WHAT YOU ARE ASKED TO DO – Write the entries again exactly, with no line missing.
================================
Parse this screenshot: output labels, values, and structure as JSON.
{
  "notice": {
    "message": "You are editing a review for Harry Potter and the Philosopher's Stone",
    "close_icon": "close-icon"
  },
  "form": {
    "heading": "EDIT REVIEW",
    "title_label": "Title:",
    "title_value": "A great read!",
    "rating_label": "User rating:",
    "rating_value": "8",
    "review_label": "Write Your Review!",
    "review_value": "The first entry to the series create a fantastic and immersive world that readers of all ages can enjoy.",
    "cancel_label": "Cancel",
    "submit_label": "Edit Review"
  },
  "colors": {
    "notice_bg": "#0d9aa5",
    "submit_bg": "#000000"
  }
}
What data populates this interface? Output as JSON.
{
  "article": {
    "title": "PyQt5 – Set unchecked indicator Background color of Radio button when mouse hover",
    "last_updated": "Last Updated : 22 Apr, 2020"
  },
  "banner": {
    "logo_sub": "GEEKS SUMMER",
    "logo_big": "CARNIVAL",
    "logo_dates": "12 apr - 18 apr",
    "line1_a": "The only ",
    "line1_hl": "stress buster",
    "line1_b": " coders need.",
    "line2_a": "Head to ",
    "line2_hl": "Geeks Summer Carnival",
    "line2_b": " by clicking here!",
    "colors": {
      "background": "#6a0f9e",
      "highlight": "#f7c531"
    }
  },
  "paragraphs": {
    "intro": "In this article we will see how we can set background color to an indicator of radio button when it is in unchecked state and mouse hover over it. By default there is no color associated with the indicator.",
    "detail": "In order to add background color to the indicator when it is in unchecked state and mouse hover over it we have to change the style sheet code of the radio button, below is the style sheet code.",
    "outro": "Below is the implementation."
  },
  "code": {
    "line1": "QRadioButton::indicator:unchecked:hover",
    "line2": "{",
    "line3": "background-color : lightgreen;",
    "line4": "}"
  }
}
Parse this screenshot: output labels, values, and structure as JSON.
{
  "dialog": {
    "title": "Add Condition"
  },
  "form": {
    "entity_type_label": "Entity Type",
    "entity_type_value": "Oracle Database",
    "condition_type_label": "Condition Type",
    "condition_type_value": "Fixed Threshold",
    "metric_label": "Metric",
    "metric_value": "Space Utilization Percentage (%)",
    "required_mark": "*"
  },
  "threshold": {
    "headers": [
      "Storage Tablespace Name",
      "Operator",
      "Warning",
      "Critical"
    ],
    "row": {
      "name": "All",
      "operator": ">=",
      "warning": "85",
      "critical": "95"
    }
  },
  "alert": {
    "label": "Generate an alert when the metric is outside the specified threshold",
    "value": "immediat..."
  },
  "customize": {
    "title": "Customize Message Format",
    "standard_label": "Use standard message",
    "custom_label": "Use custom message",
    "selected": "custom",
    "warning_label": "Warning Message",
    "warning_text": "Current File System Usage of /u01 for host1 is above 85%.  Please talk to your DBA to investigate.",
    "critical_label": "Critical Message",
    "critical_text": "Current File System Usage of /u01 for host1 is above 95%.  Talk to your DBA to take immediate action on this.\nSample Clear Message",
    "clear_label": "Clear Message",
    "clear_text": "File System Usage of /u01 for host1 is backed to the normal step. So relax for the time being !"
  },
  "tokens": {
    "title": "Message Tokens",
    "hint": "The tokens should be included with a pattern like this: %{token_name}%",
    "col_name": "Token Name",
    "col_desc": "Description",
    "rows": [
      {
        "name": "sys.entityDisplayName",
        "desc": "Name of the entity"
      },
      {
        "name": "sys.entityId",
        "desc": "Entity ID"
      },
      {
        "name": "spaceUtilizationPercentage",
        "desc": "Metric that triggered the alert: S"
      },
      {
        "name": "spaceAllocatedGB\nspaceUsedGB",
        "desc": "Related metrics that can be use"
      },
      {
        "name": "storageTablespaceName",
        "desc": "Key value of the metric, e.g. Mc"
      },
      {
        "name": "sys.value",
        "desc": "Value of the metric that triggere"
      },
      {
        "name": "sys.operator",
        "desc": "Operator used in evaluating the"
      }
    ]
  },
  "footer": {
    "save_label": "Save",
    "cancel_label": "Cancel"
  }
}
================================
ANSWER TO THE EXERCISE –
Parse this screenshot: output labels, values, and structure as JSON.
{
  "notice": {
    "message": "You are editing a review for Harry Potter and the Philosopher's Stone",
    "close_icon": "close-icon"
  },
  "form": {
    "heading": "EDIT REVIEW",
    "title_label": "Title:",
    "title_value": "A great read!",
    "rating_label": "User rating:",
    "rating_value": "8",
    "review_label": "Write Your Review!",
    "review_value": "The first entry to the series create a fantastic and immersive world that readers of all ages can enjoy.",
    "cancel_label": "Cancel",
    "submit_label": "Edit Review"
  },
  "colors": {
    "notice_bg": "#0d9aa5",
    "submit_bg": "#000000"
  }
}
What data populates this interface? Output as JSON.
{
  "article": {
    "title": "PyQt5 – Set unchecked indicator Background color of Radio button when mouse hover",
    "last_updated": "Last Updated : 22 Apr, 2020"
  },
  "banner": {
    "logo_sub": "GEEKS SUMMER",
    "logo_big": "CARNIVAL",
    "logo_dates": "12 apr - 18 apr",
    "line1_a": "The only ",
    "line1_hl": "stress buster",
    "line1_b": " coders need.",
    "line2_a": "Head to ",
    "line2_hl": "Geeks Summer Carnival",
    "line2_b": " by clicking here!",
    "colors": {
      "background": "#6a0f9e",
      "highlight": "#f7c531"
    }
  },
  "paragraphs": {
    "intro": "In this article we will see how we can set background color to an indicator of radio button when it is in unchecked state and mouse hover over it. By default there is no color associated with the indicator.",
    "detail": "In order to add background color to the indicator when it is in unchecked state and mouse hover over it we have to change the style sheet code of the radio button, below is the style sheet code.",
    "outro": "Below is the implementation."
  },
  "code": {
    "line1": "QRadioButton::indicator:unchecked:hover",
    "line2": "{",
    "line3": "background-color : lightgreen;",
    "line4": "}"
  }
}
Parse this screenshot: output labels, values, and structure as JSON.
{
  "dialog": {
    "title": "Add Condition"
  },
  "form": {
    "entity_type_label": "Entity Type",
    "entity_type_value": "Oracle Database",
    "condition_type_label": "Condition Type",
    "condition_type_value": "Fixed Threshold",
    "metric_label": "Metric",
    "metric_value": "Space Utilization Percentage (%)",
    "required_mark": "*"
  },
  "threshold": {
    "headers": [
      "Storage Tablespace Name",
      "Operator",
      "Warning",
      "Critical"
    ],
    "row": {
      "name": "All",
      "operator": ">=",
      "warning": "85",
      "critical": "95"
    }
  },
  "alert": {
    "label": "Generate an alert when the metric is outside the specified threshold",
    "value": "immediat..."
  },
  "customize": {
    "title": "Customize Message Format",
    "standard_label": "Use standard message",
    "custom_label": "Use custom message",
    "selected": "custom",
    "warning_label": "Warning Message",
    "warning_text": "Current File System Usage of /u01 for host1 is above 85%.  Please talk to your DBA to investigate.",
    "critical_label": "Critical Message",
    "critical_text": "Current File System Usage of /u01 for host1 is above 95%.  Talk to your DBA to take immediate action on this.\nSample Clear Message",
    "clear_label": "Clear Message",
    "clear_text": "File System Usage of /u01 for host1 is backed to the normal step. So relax for the time being !"
  },
  "tokens": {
    "title": "Message Tokens",
    "hint": "The tokens should be included with a pattern like this: %{token_name}%",
    "col_name": "Token Name",
    "col_desc": "Description",
    "rows": [
      {
        "name": "sys.entityDisplayName",
        "desc": "Name of the entity"
      },
      {
        "name": "sys.entityId",
        "desc": "Entity ID"
      },
      {
        "name": "spaceUtilizationPercentage",
        "desc": "Metric that triggered the alert: S"
      },
      {
        "name": "spaceAllocatedGB\nspaceUsedGB",
        "desc": "Related metrics that can be use"
      },
      {
        "name": "storageTablespaceName",
        "desc": "Key value of the metric, e.g. Mc"
      },
      {
        "name": "sys.value",
        "desc": "Value of the metric that triggere"
      },
      {
        "name": "sys.operator",
        "desc": "Operator used in evaluating the"
      }
    ]
  },
  "footer": {
    "save_label": "Save",
    "cancel_label": "Cancel"
  }
}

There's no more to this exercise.